It is not necessary for the Court to examine this test in detail in respect of the instant case as no breach of contract was alleged nor is there anything in the facts of the case to suggest that any such breach occurred. Any issues regarding trust and confidence, implied terms of any contract, (as perBerber v. Dunnes Stores, (2009) ELR61)overlap to some extent with the test of reasonableness because, as noted in that case by the Supreme Court, the conduct of the employer must be unreasonable, thus destroying trust and confidence, and it must be judged to determine if an employee could not be expected to put up with it.
The second test is that of ‘reasonableness’. In the instant case, the Complainant argues that it was reasonable for him to resign as he was concerned that the Respondent’s actions placed him in jeopardy of possible prosecution.
In a case of constructive dismissal, the burden of proof is on the Complainant. Therefore, the requirement of him on the facts of the case is to show that the Respondent behaved unreasonably to the extent that it was reasonable for him to resign his employment. To meet this requirement, the Complainant must show, as perConway v. Ulster Bank UD474/1981,that he utilised the available procedures to attempt to remedy his complaints.
In this regard, it is difficult for the Court to overlook the fact that the Complainant resigned prior to the conclusion of his appeal under the Respondent’s Disciplinary Procedure. Furthermore, concerns raised previously regarding a Unit Manager were no longer relevant as there was a new Unit Manager. In addition, concerns raised by him in his notice of resignation were treated as grievances and were investigated fully even after he had left.
The Court notes also that the Respondent sought to have the Complainant re-consider his decision to resign.
None of these facts suggest a level of unreasonableness on the part of the Respondent such that it might be said that a reasonable person was left with no choice but to resign.
There is no doubt that the Complainant was upset about the audit, that he felt wronged and that the entire situation was stressful for him. However, it is not unreasonable for a company in that business to conduct internal audits and they can be expected, indeed they are required, having identified shortcomings to act upon them.

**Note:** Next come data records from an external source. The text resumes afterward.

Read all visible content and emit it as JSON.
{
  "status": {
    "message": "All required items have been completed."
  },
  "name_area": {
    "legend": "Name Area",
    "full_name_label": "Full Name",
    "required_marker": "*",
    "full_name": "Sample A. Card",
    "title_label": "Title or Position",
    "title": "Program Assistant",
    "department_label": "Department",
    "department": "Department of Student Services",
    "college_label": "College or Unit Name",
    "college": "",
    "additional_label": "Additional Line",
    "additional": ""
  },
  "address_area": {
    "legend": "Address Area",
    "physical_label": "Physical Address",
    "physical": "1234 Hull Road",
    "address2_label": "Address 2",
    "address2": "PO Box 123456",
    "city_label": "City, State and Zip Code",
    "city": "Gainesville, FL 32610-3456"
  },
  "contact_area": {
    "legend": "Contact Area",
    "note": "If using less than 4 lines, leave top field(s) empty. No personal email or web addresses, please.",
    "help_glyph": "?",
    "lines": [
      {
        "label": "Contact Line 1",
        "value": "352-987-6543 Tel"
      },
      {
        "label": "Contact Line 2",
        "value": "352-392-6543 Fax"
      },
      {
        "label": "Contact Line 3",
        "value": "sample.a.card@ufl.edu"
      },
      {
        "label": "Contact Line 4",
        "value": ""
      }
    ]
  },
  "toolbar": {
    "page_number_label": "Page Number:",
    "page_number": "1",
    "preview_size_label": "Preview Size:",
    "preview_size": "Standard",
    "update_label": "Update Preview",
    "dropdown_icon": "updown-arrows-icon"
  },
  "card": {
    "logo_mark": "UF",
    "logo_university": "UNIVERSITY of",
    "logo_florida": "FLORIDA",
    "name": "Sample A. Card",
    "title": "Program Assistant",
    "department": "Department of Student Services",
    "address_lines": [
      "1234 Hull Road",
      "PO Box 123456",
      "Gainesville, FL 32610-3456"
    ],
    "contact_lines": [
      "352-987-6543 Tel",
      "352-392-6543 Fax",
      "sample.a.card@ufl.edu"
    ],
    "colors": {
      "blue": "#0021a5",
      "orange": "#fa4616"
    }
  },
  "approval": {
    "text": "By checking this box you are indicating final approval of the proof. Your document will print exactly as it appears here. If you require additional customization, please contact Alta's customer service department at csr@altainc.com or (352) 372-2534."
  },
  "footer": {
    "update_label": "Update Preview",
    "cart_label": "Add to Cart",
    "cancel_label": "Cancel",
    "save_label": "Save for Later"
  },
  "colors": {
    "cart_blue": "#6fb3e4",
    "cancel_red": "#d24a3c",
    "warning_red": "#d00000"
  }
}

The Complainant felt that too much blame was being placed on him for these perceived shortcomings and his use of the Grievance Procedure partially vindicated this view. Again, this does not suggest a level of unreasonableness that would leave him with no choice but to resign.
There was conflicting evidence regarding the extent to which the Complainant sought re-training subsequent to the audit. The minutes of various meetings do not bear out his emphasis on this. That said, the Court does not doubt his strength of feeling on the matter. The problem would appear to be, as the Complainant partially acknowledged, that he may not always have made himself sufficiently clear. If so, the Court cannot hold that the Respondent was unreasonable in its actions on the matter.
It follows, therefore, having regard to the circumstances, for the reasons set out, the Court cannot determine that it was reasonable for the Complainant to resign and, as a result, the Court cannot uphold the complaint of constructive dismissal.
The Decision of the Adjudication Officer is upheld.